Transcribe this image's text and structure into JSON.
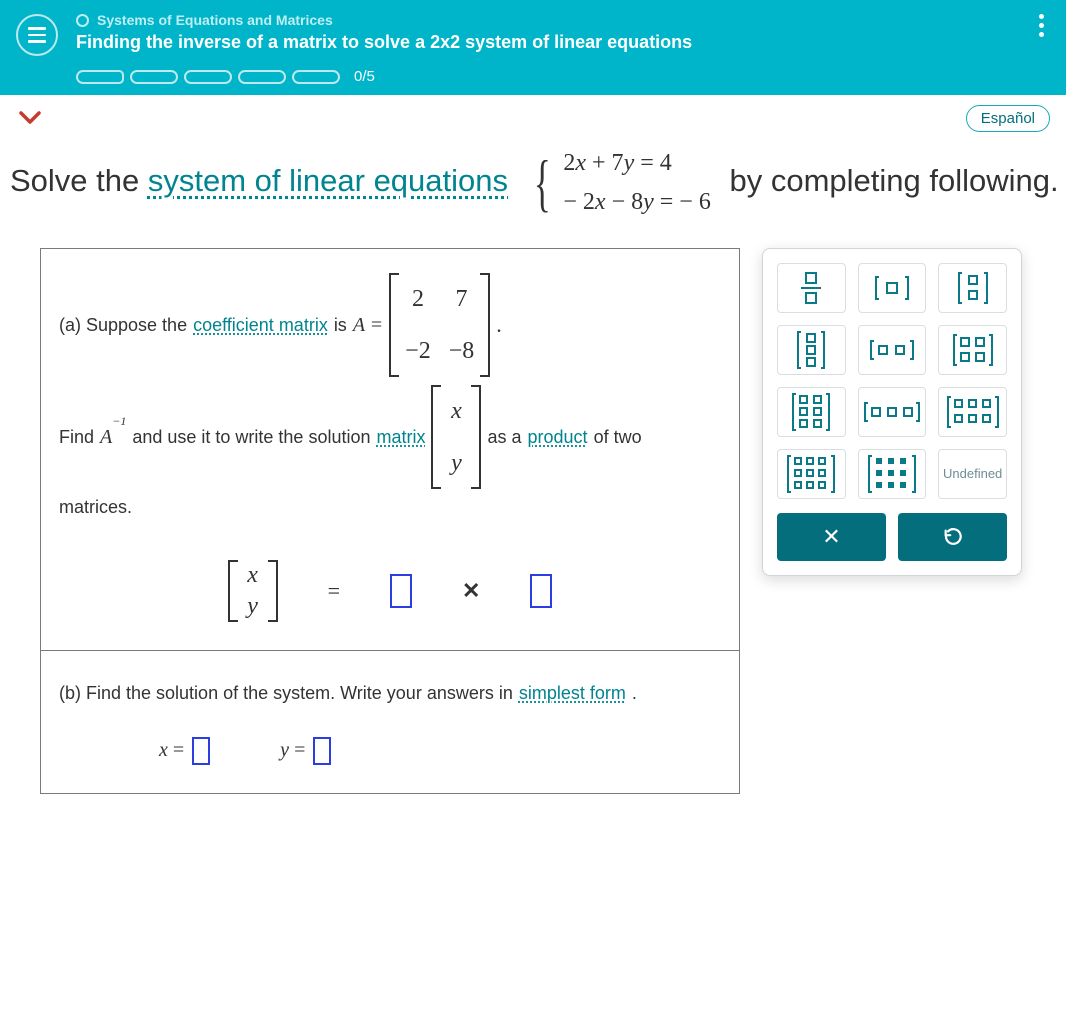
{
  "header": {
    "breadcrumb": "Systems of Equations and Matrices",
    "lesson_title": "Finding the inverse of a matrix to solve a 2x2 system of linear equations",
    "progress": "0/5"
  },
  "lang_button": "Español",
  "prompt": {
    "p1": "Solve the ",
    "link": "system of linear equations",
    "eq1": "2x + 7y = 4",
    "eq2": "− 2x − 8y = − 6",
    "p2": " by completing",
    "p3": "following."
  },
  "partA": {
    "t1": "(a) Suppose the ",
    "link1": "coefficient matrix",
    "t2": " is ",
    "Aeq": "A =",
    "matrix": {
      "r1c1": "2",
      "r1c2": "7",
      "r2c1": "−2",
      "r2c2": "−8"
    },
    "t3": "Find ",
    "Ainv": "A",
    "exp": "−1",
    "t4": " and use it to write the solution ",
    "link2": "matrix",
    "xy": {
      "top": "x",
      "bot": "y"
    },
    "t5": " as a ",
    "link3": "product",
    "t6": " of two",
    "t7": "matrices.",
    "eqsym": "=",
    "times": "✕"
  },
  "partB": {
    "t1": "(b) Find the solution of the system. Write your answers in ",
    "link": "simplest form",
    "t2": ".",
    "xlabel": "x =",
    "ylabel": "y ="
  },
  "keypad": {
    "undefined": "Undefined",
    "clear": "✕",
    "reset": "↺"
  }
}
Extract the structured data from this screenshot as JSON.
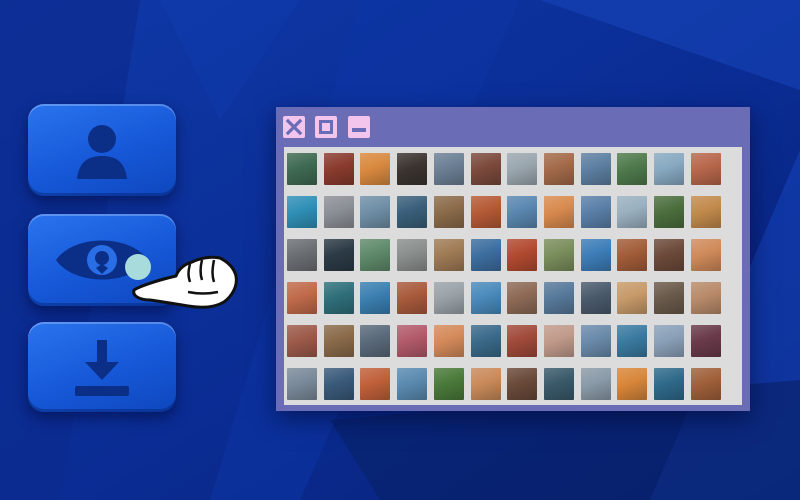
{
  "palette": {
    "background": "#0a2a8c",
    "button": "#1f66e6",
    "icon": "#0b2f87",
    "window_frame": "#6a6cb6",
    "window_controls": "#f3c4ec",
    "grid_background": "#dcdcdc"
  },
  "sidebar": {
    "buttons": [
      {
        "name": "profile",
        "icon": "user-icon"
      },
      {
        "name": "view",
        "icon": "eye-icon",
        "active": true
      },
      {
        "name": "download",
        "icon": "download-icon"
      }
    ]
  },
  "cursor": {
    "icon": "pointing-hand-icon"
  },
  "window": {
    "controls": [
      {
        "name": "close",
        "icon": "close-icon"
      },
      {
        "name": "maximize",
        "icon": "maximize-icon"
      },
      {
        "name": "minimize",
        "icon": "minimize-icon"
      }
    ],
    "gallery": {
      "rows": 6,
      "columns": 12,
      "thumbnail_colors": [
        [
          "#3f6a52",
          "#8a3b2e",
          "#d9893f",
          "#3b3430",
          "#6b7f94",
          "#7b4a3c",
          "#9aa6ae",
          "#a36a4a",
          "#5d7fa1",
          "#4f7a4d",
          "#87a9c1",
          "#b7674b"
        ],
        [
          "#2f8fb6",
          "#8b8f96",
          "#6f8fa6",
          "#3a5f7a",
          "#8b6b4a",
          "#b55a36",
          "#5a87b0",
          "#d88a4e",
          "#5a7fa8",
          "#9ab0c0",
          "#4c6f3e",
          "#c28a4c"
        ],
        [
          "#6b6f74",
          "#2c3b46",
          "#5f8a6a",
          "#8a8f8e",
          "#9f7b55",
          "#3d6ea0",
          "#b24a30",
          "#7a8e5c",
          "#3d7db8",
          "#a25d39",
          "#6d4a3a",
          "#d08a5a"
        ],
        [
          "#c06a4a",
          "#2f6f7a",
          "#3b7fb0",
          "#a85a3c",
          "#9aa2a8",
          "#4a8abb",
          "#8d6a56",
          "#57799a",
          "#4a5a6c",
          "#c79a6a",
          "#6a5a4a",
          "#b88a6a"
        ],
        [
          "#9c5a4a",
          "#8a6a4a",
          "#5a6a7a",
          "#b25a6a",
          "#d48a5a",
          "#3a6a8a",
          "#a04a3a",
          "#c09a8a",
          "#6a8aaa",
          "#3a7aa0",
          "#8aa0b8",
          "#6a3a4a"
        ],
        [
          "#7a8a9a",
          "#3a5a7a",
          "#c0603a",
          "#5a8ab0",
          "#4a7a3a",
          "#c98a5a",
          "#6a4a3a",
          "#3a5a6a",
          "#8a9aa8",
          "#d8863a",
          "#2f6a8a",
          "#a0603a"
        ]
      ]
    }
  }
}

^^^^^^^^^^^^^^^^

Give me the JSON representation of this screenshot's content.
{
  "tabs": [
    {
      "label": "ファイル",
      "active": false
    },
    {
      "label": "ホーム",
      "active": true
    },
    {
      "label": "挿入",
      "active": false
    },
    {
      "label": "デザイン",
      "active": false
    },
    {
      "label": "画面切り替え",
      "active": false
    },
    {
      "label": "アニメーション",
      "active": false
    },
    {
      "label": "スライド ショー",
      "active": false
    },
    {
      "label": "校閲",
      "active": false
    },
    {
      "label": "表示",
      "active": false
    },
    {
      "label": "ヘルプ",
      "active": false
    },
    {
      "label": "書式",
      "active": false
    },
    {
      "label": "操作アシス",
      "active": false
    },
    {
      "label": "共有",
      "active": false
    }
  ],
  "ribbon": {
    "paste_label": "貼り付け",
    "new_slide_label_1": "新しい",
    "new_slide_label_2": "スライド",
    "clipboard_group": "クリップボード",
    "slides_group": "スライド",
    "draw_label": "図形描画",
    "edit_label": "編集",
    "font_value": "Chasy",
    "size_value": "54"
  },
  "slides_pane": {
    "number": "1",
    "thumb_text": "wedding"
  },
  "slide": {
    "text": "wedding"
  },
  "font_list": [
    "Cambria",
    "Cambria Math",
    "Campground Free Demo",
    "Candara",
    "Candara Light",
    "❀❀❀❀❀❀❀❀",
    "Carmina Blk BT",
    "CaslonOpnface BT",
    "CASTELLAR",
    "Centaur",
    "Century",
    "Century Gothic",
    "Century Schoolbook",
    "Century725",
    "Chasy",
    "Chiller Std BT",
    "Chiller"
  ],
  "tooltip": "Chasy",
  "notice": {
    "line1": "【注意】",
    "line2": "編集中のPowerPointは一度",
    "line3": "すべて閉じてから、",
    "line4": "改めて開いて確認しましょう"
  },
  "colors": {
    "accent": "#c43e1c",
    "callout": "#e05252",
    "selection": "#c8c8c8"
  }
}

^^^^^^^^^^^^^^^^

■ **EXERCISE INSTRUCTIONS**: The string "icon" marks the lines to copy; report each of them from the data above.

■ **RESPONSE TO THIS EXERCISE**:
    "icon": "#0b2f87",
        "icon": "user-icon"
        "icon": "eye-icon",
        "icon": "download-icon"
    "icon": "pointing-hand-icon"
        "icon": "close-icon"
        "icon": "maximize-icon"
        "icon": "minimize-icon"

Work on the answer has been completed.